▶ [Task prompt]: Only the number is wanted: how many lines of the listing below contain "Output"?

▶ [Data]:

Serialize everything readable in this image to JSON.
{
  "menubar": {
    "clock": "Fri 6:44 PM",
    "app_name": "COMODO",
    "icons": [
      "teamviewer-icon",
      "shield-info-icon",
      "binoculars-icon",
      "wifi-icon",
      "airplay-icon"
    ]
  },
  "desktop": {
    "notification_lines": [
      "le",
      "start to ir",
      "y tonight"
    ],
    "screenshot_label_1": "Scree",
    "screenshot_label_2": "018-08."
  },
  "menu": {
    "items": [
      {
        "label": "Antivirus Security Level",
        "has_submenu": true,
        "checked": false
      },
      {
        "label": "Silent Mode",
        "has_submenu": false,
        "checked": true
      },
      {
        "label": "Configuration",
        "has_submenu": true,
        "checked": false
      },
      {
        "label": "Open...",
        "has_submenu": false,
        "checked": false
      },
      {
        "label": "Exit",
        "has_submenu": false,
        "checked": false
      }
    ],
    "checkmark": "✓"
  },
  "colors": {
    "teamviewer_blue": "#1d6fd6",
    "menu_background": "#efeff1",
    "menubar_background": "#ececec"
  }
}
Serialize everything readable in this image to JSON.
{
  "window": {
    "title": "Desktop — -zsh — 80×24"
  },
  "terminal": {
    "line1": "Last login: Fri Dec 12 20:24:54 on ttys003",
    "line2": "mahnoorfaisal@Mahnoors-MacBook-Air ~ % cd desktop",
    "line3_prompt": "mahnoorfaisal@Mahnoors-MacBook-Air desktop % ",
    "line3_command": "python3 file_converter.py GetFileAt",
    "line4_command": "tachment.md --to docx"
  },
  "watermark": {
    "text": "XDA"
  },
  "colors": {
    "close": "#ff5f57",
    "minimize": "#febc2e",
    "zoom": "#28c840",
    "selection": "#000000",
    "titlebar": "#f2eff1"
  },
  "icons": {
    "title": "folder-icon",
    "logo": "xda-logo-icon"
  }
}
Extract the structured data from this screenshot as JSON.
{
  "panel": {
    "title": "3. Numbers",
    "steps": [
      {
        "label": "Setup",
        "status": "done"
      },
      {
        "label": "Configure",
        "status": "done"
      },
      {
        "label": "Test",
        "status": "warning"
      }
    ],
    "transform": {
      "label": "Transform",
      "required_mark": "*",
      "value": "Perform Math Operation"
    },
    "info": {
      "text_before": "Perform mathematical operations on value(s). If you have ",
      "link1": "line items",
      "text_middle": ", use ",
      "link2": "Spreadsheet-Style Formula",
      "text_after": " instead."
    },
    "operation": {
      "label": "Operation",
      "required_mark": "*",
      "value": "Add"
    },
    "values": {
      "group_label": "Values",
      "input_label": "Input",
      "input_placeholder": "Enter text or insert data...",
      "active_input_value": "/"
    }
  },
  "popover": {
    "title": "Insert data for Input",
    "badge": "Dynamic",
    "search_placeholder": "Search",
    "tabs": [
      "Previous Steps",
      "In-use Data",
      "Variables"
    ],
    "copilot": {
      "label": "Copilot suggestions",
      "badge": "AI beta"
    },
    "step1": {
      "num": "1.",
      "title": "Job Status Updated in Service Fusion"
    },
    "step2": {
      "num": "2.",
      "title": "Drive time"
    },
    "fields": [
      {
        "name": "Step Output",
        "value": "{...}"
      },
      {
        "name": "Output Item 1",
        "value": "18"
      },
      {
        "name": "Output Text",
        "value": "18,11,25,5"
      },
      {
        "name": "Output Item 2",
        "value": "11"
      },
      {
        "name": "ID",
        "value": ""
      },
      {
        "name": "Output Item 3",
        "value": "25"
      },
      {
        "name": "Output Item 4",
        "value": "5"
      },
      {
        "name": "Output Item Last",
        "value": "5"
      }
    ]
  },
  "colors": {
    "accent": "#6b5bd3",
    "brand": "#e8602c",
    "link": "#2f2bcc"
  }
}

▶ [Exercise solution]: 7